Why accessibility matters

 Graphic of a megaphoneWhat is accessibility? Why does it matter? Here we'll explore why accessibility is important to everyone. 


What is accessibility? 

We want our campuses to be welcoming, safe and comfortable environments for students, staff and visitors. Accessibility is key to that goal, and refers to the design of products, services, equipment and environments so as to ensure they are inclusive of disabled people. 

In Higher Education, this means removing existing barriers, and 'designing-out' potential barriers, that might prevent students, staff and visitors having fair and equal access to, for example, learning resources, buildings, and equipment. 

At University of Birmingham, we are working hard with a programme of development to ensure that UoB is as accessible as possible. 

Explore what we're doing

Who does accessibility benefit? 

Accessibility benefits everyone! Inclusive design is good design. It provides everyone with more options and can make life easier in navigating and interacting with the world.

Often we can all benefit from inclusive practice. For example, providing information like an agenda for a meeting in advance can be an essential adjustment for some disabled people, but by doing this as standard for all, it can help everybody feel more prepared. 

Why be accessible? 

Firstly, it is the right thing to do. In the UK at least 1 in 5 people have a long term illness or disability, and most of us will become either temporarily or permanently disabled at some point in our lives. We are committed to ensuring everyone has fair and equal access to University of Birmingham. 

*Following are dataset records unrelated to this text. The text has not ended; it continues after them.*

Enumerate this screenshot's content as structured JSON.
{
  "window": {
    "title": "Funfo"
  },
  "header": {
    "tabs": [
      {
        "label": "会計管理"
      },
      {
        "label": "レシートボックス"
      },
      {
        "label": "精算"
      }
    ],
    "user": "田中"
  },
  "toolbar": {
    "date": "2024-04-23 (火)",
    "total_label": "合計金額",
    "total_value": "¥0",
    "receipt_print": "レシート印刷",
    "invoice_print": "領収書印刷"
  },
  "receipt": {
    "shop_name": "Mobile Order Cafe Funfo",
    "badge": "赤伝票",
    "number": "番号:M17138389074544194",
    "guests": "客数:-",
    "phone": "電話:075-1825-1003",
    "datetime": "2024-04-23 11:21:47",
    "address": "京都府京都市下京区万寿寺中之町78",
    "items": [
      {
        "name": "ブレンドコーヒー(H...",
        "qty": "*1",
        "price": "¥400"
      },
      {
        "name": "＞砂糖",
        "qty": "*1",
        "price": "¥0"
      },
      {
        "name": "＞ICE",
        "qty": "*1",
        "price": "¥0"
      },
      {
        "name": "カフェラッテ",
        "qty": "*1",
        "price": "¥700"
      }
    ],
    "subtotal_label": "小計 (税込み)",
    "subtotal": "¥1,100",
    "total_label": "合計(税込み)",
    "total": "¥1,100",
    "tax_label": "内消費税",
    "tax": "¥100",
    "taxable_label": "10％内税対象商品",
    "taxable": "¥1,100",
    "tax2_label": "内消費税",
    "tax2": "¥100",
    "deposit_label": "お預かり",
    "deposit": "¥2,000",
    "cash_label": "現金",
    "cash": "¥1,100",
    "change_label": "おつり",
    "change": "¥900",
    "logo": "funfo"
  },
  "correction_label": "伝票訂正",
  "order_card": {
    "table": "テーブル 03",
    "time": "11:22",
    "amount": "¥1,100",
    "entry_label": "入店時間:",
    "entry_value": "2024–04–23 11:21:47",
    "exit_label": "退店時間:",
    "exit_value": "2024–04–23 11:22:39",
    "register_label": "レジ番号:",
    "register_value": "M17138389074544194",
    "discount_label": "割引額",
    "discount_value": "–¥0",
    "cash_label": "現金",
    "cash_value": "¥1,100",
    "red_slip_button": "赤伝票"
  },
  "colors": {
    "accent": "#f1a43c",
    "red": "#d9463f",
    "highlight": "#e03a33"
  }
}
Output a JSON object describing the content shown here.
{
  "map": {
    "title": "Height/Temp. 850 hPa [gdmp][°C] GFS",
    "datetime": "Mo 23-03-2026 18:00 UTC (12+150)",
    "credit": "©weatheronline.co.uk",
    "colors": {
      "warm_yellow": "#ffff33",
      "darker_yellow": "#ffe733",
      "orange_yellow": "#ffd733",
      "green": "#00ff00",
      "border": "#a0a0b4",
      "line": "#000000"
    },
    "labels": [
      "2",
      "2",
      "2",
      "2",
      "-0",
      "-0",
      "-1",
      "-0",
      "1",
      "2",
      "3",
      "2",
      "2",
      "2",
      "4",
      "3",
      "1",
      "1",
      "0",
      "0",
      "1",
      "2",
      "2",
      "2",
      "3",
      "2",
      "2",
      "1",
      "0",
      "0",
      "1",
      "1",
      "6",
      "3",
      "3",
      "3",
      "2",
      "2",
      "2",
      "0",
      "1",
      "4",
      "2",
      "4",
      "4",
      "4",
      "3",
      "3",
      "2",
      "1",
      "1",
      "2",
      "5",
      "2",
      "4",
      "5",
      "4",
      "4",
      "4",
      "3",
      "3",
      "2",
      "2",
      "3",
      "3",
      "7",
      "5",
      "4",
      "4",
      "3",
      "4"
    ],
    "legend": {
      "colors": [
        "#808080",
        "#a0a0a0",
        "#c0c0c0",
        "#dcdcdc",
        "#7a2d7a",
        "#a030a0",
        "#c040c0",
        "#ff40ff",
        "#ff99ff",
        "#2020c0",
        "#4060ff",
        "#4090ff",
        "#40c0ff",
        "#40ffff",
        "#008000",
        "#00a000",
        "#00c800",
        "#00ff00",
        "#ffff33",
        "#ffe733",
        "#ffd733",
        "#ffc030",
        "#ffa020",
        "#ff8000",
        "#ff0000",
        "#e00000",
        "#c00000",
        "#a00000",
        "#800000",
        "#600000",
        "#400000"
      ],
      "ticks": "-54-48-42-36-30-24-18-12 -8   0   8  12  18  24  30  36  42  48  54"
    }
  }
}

Furthermore, it's the law. Under the Equality Act 2010 it is unlawful to discriminate against those with protected characteristics, including disabled people. 

So, what are we doing?

The university is working on improving access in a variety of ways, including accessibility regarding:

  • Physical accessibility of campus.
  • Teaching facilities and resources.
  • Digital accessibility.
  • Accessibility for non-physical disabilities, e.g., for neurodivergent individuals.

You can find information related to accessibility development within these pages.

As an example, here to give you an overview of what we are working on in Estates is Hilary Tansley, Estates Accessibility Officer:

If you want to contribute to improving accessibility as a UoB student, join The Disabled Students Contribution Group

Our progress, so far

In this video, Hilary Tansley, Estates Accessibility Officer, explores University of Birmingham's progress towards accessibility, from the University's foundation, to present day, whilst reflecting on our challenges, and future opportunities. 

Accessibility to Inclusion: Reflections on University of Birmingham's accessibility journey.



Did you find what you were looking for?

If you have any comments, queries, or feedback on this page, don't hesitate to email us at studentequality@contacts.bham.ac.uk


Professional Services